This is the 25th in a collection of newspaper ads written by Harry Gray, then CEO of United Technologies, that appeared in the Wall Street Journal from the late 1970s through the early 1980s. Here is the text from that ad.
Art Buchwald tells of the kid who visited his father’s office. When asked what his father did, the kid said, “He sends pieces of paper to other people and other people send papers to him.”
When you draft a memo, remember other people love to “correct” drafts.
The more textually taut you keep it, the less chance for others to pounce on it.
The Lord’s Prayer has 71 words.
The Ten Commandments have 297.
The Gettysburg Address has 271.
The legal marriage vow has two.
General McAuliffe at the Bulge made his point in one: “Nuts!”
For practice, send your memo to yourself as a straight telegram at your own expense.
Chances are, the less your telegram costs, the more effective your memo is.
I think this applies to all forms of writing; the briefer the better.
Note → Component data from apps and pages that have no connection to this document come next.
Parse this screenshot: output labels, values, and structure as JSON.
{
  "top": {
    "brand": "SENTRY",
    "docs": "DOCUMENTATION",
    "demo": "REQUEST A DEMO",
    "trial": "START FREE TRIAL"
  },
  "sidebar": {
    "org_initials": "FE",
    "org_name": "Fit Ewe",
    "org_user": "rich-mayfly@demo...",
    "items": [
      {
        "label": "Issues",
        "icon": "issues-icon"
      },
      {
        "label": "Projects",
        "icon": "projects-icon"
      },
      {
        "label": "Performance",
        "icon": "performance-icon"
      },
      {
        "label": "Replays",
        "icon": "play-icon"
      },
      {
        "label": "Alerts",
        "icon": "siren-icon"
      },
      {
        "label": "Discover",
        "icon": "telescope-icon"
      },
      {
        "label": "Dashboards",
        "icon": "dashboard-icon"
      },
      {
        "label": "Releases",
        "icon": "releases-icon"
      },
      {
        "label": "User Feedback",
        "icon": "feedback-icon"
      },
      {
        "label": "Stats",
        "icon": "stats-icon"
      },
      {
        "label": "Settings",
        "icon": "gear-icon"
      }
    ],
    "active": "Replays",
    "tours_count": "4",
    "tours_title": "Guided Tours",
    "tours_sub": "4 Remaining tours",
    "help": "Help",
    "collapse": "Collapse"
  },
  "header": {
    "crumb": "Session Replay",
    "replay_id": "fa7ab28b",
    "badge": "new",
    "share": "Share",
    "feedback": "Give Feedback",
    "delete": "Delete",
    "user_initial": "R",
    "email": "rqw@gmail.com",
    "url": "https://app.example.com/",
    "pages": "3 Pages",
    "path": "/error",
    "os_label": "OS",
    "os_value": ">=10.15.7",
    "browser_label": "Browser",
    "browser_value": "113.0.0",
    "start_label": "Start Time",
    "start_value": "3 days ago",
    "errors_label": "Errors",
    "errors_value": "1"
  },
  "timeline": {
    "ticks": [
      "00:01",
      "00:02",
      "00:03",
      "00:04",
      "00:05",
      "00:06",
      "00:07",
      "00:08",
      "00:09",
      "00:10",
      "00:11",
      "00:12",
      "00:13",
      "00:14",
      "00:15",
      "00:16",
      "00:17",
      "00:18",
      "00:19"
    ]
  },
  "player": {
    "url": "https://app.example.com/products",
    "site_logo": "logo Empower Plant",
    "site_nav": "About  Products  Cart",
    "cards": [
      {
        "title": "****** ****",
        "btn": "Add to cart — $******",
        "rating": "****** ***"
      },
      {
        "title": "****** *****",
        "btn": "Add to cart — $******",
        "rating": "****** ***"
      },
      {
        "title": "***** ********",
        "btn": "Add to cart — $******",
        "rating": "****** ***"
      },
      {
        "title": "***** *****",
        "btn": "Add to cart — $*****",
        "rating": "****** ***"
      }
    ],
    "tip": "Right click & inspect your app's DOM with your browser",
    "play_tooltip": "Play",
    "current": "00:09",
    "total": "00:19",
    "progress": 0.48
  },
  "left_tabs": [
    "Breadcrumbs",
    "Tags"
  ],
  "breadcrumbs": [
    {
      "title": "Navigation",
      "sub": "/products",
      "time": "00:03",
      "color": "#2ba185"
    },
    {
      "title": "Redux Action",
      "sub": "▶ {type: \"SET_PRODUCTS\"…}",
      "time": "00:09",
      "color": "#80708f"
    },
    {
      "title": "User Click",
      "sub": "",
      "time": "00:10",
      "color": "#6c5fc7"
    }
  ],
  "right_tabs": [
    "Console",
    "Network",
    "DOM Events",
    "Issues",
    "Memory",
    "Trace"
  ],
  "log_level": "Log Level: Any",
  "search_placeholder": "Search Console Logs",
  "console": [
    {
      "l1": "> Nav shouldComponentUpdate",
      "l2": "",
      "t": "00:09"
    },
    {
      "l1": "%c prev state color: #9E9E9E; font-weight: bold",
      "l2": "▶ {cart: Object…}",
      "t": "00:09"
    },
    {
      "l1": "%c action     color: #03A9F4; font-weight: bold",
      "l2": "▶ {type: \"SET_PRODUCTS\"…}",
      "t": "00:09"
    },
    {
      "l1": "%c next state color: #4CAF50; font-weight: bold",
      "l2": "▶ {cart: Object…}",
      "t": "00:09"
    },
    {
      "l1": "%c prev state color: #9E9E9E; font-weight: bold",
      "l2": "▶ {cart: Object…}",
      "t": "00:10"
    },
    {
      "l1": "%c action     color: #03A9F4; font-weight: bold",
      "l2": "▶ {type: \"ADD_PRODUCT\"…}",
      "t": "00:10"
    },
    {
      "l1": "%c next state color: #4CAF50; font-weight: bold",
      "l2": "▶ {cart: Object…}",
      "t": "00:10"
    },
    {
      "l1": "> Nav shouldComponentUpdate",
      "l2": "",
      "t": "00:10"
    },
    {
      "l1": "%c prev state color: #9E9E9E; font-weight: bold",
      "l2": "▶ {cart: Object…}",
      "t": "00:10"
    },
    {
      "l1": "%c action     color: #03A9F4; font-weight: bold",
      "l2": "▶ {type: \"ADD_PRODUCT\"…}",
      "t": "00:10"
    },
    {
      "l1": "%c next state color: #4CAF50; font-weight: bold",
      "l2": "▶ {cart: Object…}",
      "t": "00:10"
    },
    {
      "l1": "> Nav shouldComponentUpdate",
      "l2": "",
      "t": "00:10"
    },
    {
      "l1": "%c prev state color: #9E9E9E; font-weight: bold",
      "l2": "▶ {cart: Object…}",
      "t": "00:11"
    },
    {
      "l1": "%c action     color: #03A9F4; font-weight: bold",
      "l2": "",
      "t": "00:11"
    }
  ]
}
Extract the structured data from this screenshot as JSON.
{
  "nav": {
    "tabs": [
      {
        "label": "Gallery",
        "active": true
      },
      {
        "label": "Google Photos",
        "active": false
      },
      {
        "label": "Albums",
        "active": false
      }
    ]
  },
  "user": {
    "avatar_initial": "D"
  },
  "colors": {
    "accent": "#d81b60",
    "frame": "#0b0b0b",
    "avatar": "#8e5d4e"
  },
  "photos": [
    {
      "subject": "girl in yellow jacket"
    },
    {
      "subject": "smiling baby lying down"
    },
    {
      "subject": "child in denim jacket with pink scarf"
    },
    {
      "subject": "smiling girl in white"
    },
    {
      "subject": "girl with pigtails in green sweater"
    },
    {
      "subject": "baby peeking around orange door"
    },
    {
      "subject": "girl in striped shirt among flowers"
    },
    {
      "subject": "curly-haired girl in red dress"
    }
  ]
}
I had written about this topic before, and so in keeping with the theme of this post, I’ll end this blog here…